TASK TO CARRY OUT: Will you write out the data exactly, excluding every picture?

SOURCE RECORDS:
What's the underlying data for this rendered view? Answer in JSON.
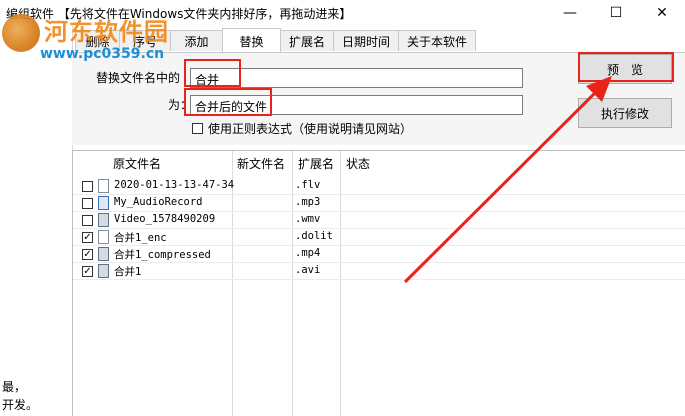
{
  "window": {
    "title": "编组软件 【先将文件在Windows文件夹内排好序，再拖动进来】",
    "controls": {
      "minimize": "—",
      "maximize": "☐",
      "close": "✕"
    }
  },
  "tabs": [
    "删除",
    "序号",
    "添加",
    "替换",
    "扩展名",
    "日期时间",
    "关于本软件"
  ],
  "active_tab": "替换",
  "replace_panel": {
    "find_label": "替换文件名中的",
    "find_value": "合并",
    "replace_label": "为：",
    "replace_value": "合并后的文件",
    "regex_label": "使用正则表达式（使用说明请见网站）",
    "regex_checked": false
  },
  "buttons": {
    "preview": "预　览",
    "execute": "执行修改"
  },
  "file_list": {
    "columns": [
      "原文件名",
      "新文件名",
      "扩展名",
      "状态"
    ],
    "rows": [
      {
        "checked": false,
        "icon": "document-icon",
        "name": "2020-01-13-13-47-34",
        "new_name": "",
        "ext": ".flv",
        "status": ""
      },
      {
        "checked": false,
        "icon": "audio-file-icon",
        "name": "My_AudioRecord",
        "new_name": "",
        "ext": ".mp3",
        "status": ""
      },
      {
        "checked": false,
        "icon": "video-file-icon",
        "name": "Video_1578490209",
        "new_name": "",
        "ext": ".wmv",
        "status": ""
      },
      {
        "checked": true,
        "icon": "document-icon",
        "name": "合并1_enc",
        "new_name": "",
        "ext": ".dolit",
        "status": ""
      },
      {
        "checked": true,
        "icon": "video-file-icon",
        "name": "合并1_compressed",
        "new_name": "",
        "ext": ".mp4",
        "status": ""
      },
      {
        "checked": true,
        "icon": "video-file-icon",
        "name": "合并1",
        "new_name": "",
        "ext": ".avi",
        "status": ""
      }
    ]
  },
  "left_pane": {
    "text": "最，\n开发。"
  },
  "watermark": {
    "name": "河东软件园",
    "url": "www.pc0359.cn"
  },
  "annotation_color": "#e8231a"
}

EXERCISE OUTPUT:
What's the underlying data for this rendered view? Answer in JSON.
{
  "window": {
    "title": "编组软件 【先将文件在Windows文件夹内排好序，再拖动进来】",
    "controls": {
      "minimize": "—",
      "maximize": "☐",
      "close": "✕"
    }
  },
  "tabs": [
    "删除",
    "序号",
    "添加",
    "替换",
    "扩展名",
    "日期时间",
    "关于本软件"
  ],
  "active_tab": "替换",
  "replace_panel": {
    "find_label": "替换文件名中的",
    "find_value": "合并",
    "replace_label": "为：",
    "replace_value": "合并后的文件",
    "regex_label": "使用正则表达式（使用说明请见网站）",
    "regex_checked": false
  },
  "buttons": {
    "preview": "预　览",
    "execute": "执行修改"
  },
  "file_list": {
    "columns": [
      "原文件名",
      "新文件名",
      "扩展名",
      "状态"
    ],
    "rows": [
      {
        "checked": false,
        "icon": "document-icon",
        "name": "2020-01-13-13-47-34",
        "new_name": "",
        "ext": ".flv",
        "status": ""
      },
      {
        "checked": false,
        "icon": "audio-file-icon",
        "name": "My_AudioRecord",
        "new_name": "",
        "ext": ".mp3",
        "status": ""
      },
      {
        "checked": false,
        "icon": "video-file-icon",
        "name": "Video_1578490209",
        "new_name": "",
        "ext": ".wmv",
        "status": ""
      },
      {
        "checked": true,
        "icon": "document-icon",
        "name": "合并1_enc",
        "new_name": "",
        "ext": ".dolit",
        "status": ""
      },
      {
        "checked": true,
        "icon": "video-file-icon",
        "name": "合并1_compressed",
        "new_name": "",
        "ext": ".mp4",
        "status": ""
      },
      {
        "checked": true,
        "icon": "video-file-icon",
        "name": "合并1",
        "new_name": "",
        "ext": ".avi",
        "status": ""
      }
    ]
  },
  "left_pane": {
    "text": "最，\n开发。"
  },
  "watermark": {
    "name": "河东软件园",
    "url": "www.pc0359.cn"
  },
  "annotation_color": "#e8231a"
}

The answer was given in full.